INSTRUCTIONS TO FOLLOW ▸ Could you return the data that follows exactly, minus the images?

EXTRACTED DATA ▸
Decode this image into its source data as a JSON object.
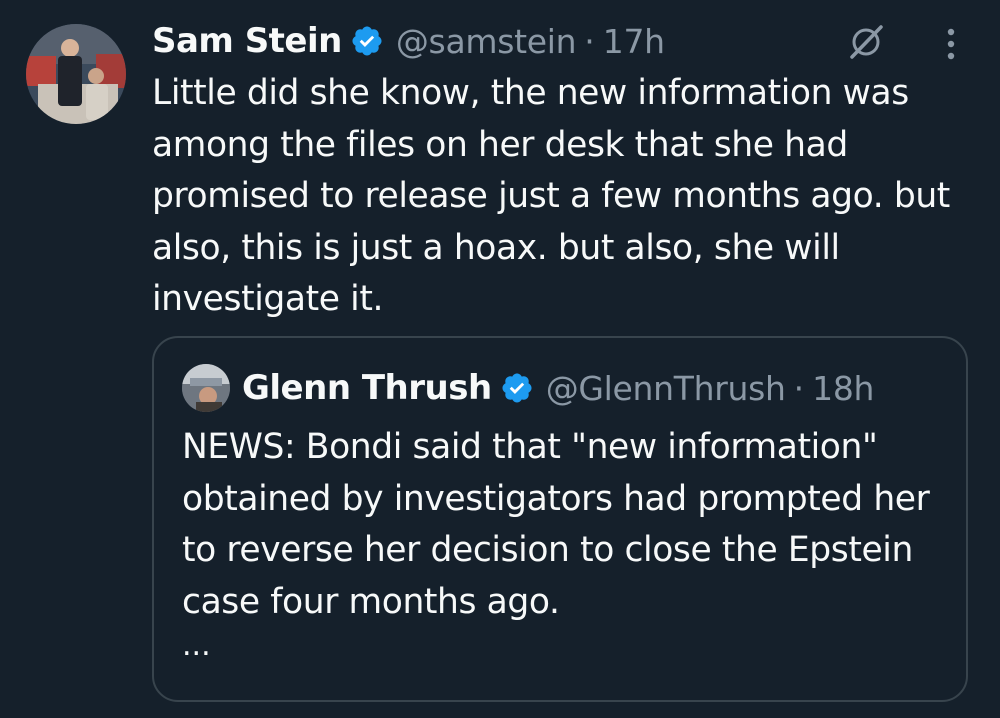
{
  "tweet": {
    "author": {
      "name": "Sam Stein",
      "handle": "@samstein",
      "time": "17h",
      "verified": true
    },
    "text": "Little did she know, the new information was among the files on her desk that she had promised to release just a few months ago. but also, this is just a hoax. but also, she will investigate it."
  },
  "quote": {
    "author": {
      "name": "Glenn Thrush",
      "handle": "@GlennThrush",
      "time": "18h",
      "verified": true
    },
    "text": "NEWS: Bondi said that \"new information\" obtained by investigators had prompted her to reverse her decision to close the Epstein case four months ago.",
    "truncation": "..."
  },
  "separator": "·",
  "colors": {
    "background": "#15202b",
    "text": "#f7f9f9",
    "secondary_text": "#8b98a5",
    "verified_badge": "#1d9bf0",
    "border": "#38444d"
  },
  "icons": {
    "verified": "verified-badge-icon",
    "grok": "grok-icon",
    "more": "more-options-icon"
  }
}
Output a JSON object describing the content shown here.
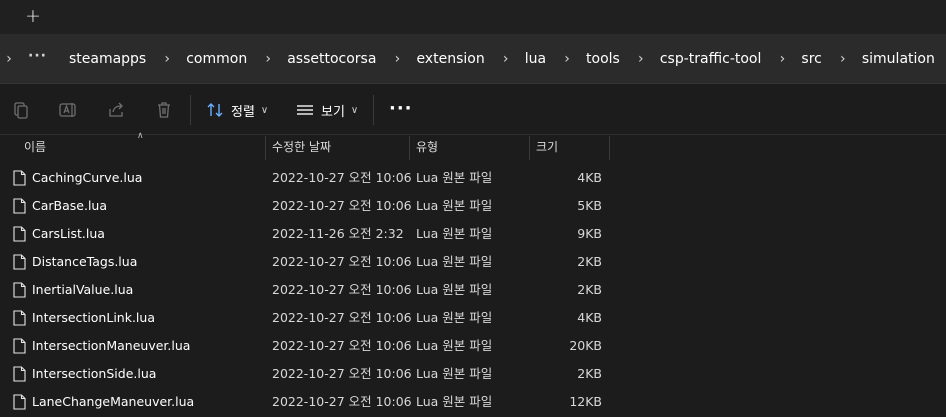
{
  "tabbar": {
    "new_tab_glyph": "+"
  },
  "address": {
    "overflow": "···",
    "crumbs": [
      "steamapps",
      "common",
      "assettocorsa",
      "extension",
      "lua",
      "tools",
      "csp-traffic-tool",
      "src",
      "simulation"
    ]
  },
  "toolbar": {
    "sort_label": "정렬",
    "view_label": "보기",
    "more_label": "···",
    "icons": [
      "copy-icon",
      "rename-icon",
      "share-icon",
      "delete-icon",
      "sort-icon",
      "view-icon",
      "more-icon"
    ]
  },
  "columns": {
    "name": "이름",
    "date": "수정한 날짜",
    "type": "유형",
    "size": "크기"
  },
  "files": [
    {
      "name": "CachingCurve.lua",
      "date": "2022-10-27 오전 10:06",
      "type": "Lua 원본 파일",
      "size": "4KB"
    },
    {
      "name": "CarBase.lua",
      "date": "2022-10-27 오전 10:06",
      "type": "Lua 원본 파일",
      "size": "5KB"
    },
    {
      "name": "CarsList.lua",
      "date": "2022-11-26 오전 2:32",
      "type": "Lua 원본 파일",
      "size": "9KB"
    },
    {
      "name": "DistanceTags.lua",
      "date": "2022-10-27 오전 10:06",
      "type": "Lua 원본 파일",
      "size": "2KB"
    },
    {
      "name": "InertialValue.lua",
      "date": "2022-10-27 오전 10:06",
      "type": "Lua 원본 파일",
      "size": "2KB"
    },
    {
      "name": "IntersectionLink.lua",
      "date": "2022-10-27 오전 10:06",
      "type": "Lua 원본 파일",
      "size": "4KB"
    },
    {
      "name": "IntersectionManeuver.lua",
      "date": "2022-10-27 오전 10:06",
      "type": "Lua 원본 파일",
      "size": "20KB"
    },
    {
      "name": "IntersectionSide.lua",
      "date": "2022-10-27 오전 10:06",
      "type": "Lua 원본 파일",
      "size": "2KB"
    },
    {
      "name": "LaneChangeManeuver.lua",
      "date": "2022-10-27 오전 10:06",
      "type": "Lua 원본 파일",
      "size": "12KB"
    }
  ]
}
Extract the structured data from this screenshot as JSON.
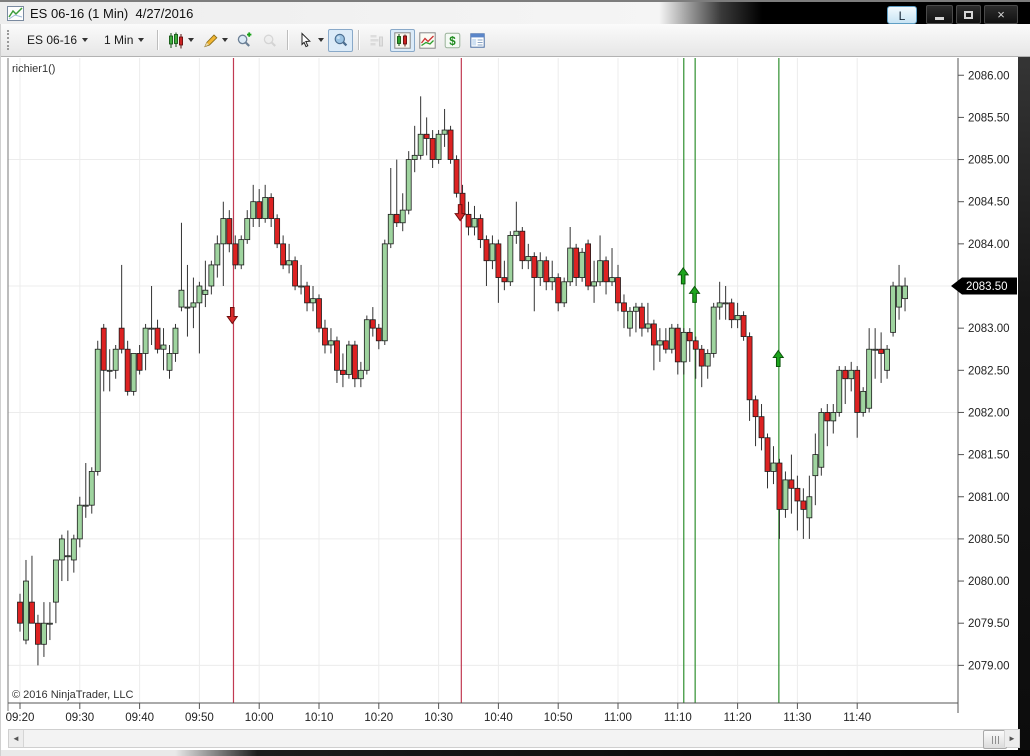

REPLY TO THE EXERCISE ▸
Decode this image into its source data as a JSON object.
{
  "tweet": {
    "author": {
      "name": "Sam Stein",
      "handle": "@samstein",
      "time": "17h",
      "verified": true
    },
    "text": "Little did she know, the new information was among the files on her desk that she had promised to release just a few months ago. but also, this is just a hoax. but also, she will investigate it."
  },
  "quote": {
    "author": {
      "name": "Glenn Thrush",
      "handle": "@GlennThrush",
      "time": "18h",
      "verified": true
    },
    "text": "NEWS: Bondi said that \"new information\" obtained by investigators had prompted her to reverse her decision to close the Epstein case four months ago.",
    "truncation": "..."
  },
  "separator": "·",
  "colors": {
    "background": "#15202b",
    "text": "#f7f9f9",
    "secondary_text": "#8b98a5",
    "verified_badge": "#1d9bf0",
    "border": "#38444d"
  },
  "icons": {
    "verified": "verified-badge-icon",
    "grok": "grok-icon",
    "more": "more-options-icon"
  }
}
Output a JSON object describing the content shown here.
{
  "tabbar": {
    "new_tab_glyph": "+"
  },
  "address": {
    "overflow": "···",
    "crumbs": [
      "steamapps",
      "common",
      "assettocorsa",
      "extension",
      "lua",
      "tools",
      "csp-traffic-tool",
      "src",
      "simulation"
    ]
  },
  "toolbar": {
    "sort_label": "정렬",
    "view_label": "보기",
    "more_label": "···",
    "icons": [
      "copy-icon",
      "rename-icon",
      "share-icon",
      "delete-icon",
      "sort-icon",
      "view-icon",
      "more-icon"
    ]
  },
  "columns": {
    "name": "이름",
    "date": "수정한 날짜",
    "type": "유형",
    "size": "크기"
  },
  "files": [
    {
      "name": "CachingCurve.lua",
      "date": "2022-10-27 오전 10:06",
      "type": "Lua 원본 파일",
      "size": "4KB"
    },
    {
      "name": "CarBase.lua",
      "date": "2022-10-27 오전 10:06",
      "type": "Lua 원본 파일",
      "size": "5KB"
    },
    {
      "name": "CarsList.lua",
      "date": "2022-11-26 오전 2:32",
      "type": "Lua 원본 파일",
      "size": "9KB"
    },
    {
      "name": "DistanceTags.lua",
      "date": "2022-10-27 오전 10:06",
      "type": "Lua 원본 파일",
      "size": "2KB"
    },
    {
      "name": "InertialValue.lua",
      "date": "2022-10-27 오전 10:06",
      "type": "Lua 원본 파일",
      "size": "2KB"
    },
    {
      "name": "IntersectionLink.lua",
      "date": "2022-10-27 오전 10:06",
      "type": "Lua 원본 파일",
      "size": "4KB"
    },
    {
      "name": "IntersectionManeuver.lua",
      "date": "2022-10-27 오전 10:06",
      "type": "Lua 원본 파일",
      "size": "20KB"
    },
    {
      "name": "IntersectionSide.lua",
      "date": "2022-10-27 오전 10:06",
      "type": "Lua 원본 파일",
      "size": "2KB"
    },
    {
      "name": "LaneChangeManeuver.lua",
      "date": "2022-10-27 오전 10:06",
      "type": "Lua 원본 파일",
      "size": "12KB"
    }
  ]
}
Extract the structured data from this screenshot as JSON.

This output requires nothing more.